Ingredients

For the brownies

  • 3/4 cup flour
  • 1/4 teaspoon baking soda
  • 1/4 teaspoon salt
  • 1/2 cup sugar
  • 5 1/3 tablespoons butter
  • 2 tablespoons water
  • 1 cup semisweet chocolate chunks*
  • 2 eggs
  • 1 teaspoon vanilla extract
  • 1/2 cup toasted chopped pecans
  • 2 tablespoons bourbon

For the frosting

  • 3 tablespoons butter, softened
  • 1 1/2 cups powdered sugar
  • 1 1/2 tablespoons bourbon
  • 1/4 teaspoon vanilla extract
  • 2 ounces semisweet chocolate, melted and cooled just slightly
  • 1/2 cup toasted chopped pecans

*You could substitute semisweet chocolate chips for this, and that’s how the original recipe is written, but I only had chunks for some reason and decided this would be a great way to use them up.

Preparation

Preheat oven to 350 degrees. Line an 8 x 8 baking tin with foil, extending the foil over the sides, and spray lightly with baking spray.

In a small bowl, combine flour, baking soda, and salt; set aside.

In a large saucepan, combine sugar, butter, and water; cook over medium heat until the mixture just boils. Remove from heat and stir in chocolate chunks until melted. Allow to cool for just a moment before stirring in the eggs and vanilla, then stir in flour mixture until completely combined.
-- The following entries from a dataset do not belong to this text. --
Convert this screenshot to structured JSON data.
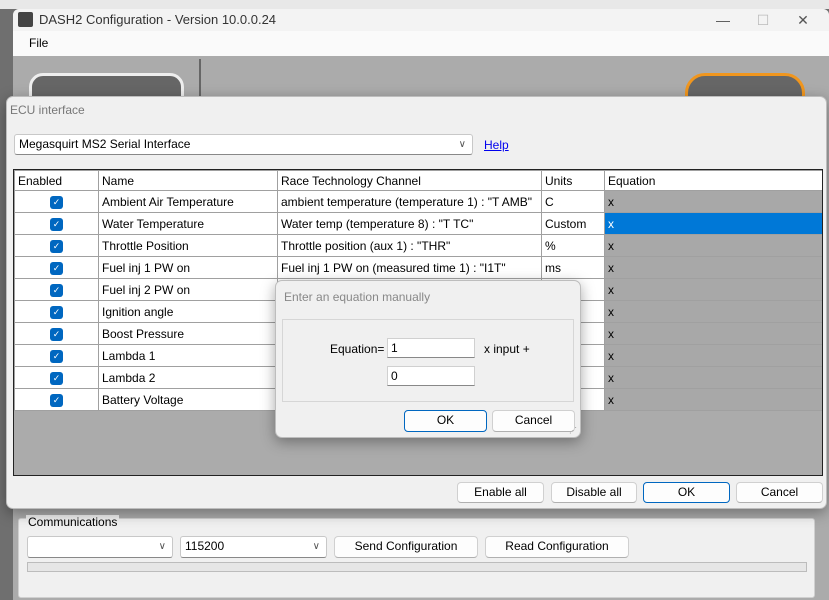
{
  "main_window": {
    "title": "DASH2 Configuration - Version 10.0.0.24",
    "menu": [
      "File"
    ],
    "controls": {
      "minimize": "—",
      "maximize": "☐",
      "close": "✕"
    }
  },
  "ecu_dialog": {
    "title": "ECU interface",
    "interface_select": "Megasquirt MS2 Serial Interface",
    "help_link": "Help",
    "columns": [
      "Enabled",
      "Name",
      "Race Technology Channel",
      "Units",
      "Equation"
    ],
    "rows": [
      {
        "enabled": true,
        "name": "Ambient Air Temperature",
        "channel": "ambient temperature  (temperature 1) : \"T AMB\"",
        "units": "C",
        "equation": "x"
      },
      {
        "enabled": true,
        "name": "Water Temperature",
        "channel": "Water temp  (temperature 8) : \"T TC\"",
        "units": "Custom",
        "equation": "x",
        "selected": true
      },
      {
        "enabled": true,
        "name": "Throttle Position",
        "channel": "Throttle position  (aux 1) : \"THR\"",
        "units": "%",
        "equation": "x"
      },
      {
        "enabled": true,
        "name": "Fuel inj 1 PW on",
        "channel": "Fuel inj 1 PW on  (measured time 1) : \"I1T\"",
        "units": "ms",
        "equation": "x"
      },
      {
        "enabled": true,
        "name": "Fuel inj 2 PW on",
        "channel": "",
        "units": "",
        "equation": "x"
      },
      {
        "enabled": true,
        "name": "Ignition angle",
        "channel": "",
        "units": "",
        "equation": "x"
      },
      {
        "enabled": true,
        "name": "Boost Pressure",
        "channel": "",
        "units": "",
        "equation": "x"
      },
      {
        "enabled": true,
        "name": "Lambda 1",
        "channel": "",
        "units": "",
        "equation": "x"
      },
      {
        "enabled": true,
        "name": "Lambda 2",
        "channel": "",
        "units": "",
        "equation": "x"
      },
      {
        "enabled": true,
        "name": "Battery Voltage",
        "channel": "",
        "units": "",
        "equation": "x"
      }
    ],
    "buttons": {
      "enable_all": "Enable all",
      "disable_all": "Disable all",
      "ok": "OK",
      "cancel": "Cancel"
    }
  },
  "equation_dialog": {
    "title": "Enter an equation manually",
    "label": "Equation=",
    "multiplier": "1",
    "suffix": "x input +",
    "offset": "0",
    "ok": "OK",
    "cancel": "Cancel"
  },
  "communications": {
    "label": "Communications",
    "port": "",
    "baud": "115200",
    "send": "Send Configuration",
    "read": "Read Configuration",
    "progress": 0
  },
  "colors": {
    "accent": "#0067c0",
    "selection": "#0078d7"
  }
}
Stir in pecans.

Pour batter into prepared tin and bake for 25 minutes, or until a cake tester inserted in the center comes out clean. Remove from oven and place on a wire rack; brush top of brownies with bourbon. Allow to cool completely before frosting.

To make frosting, beat butter on medium speed for about 1 minute, then add powdered sugar all at once and continue to beat until all the sugar is incorporated into the butter. Add bourbon and vanilla and beat for 2-3 minutes, until fluffy.

Spread frosting on cooled brownies, then drizzle on melted chocolate. Sprinkle with pecans.

Cut into 1 1/2 inch squares for bite-sized treats (or larger for regular-sized brownies). Store in an airtight container at room temperature for 2-3 days. Makes 25.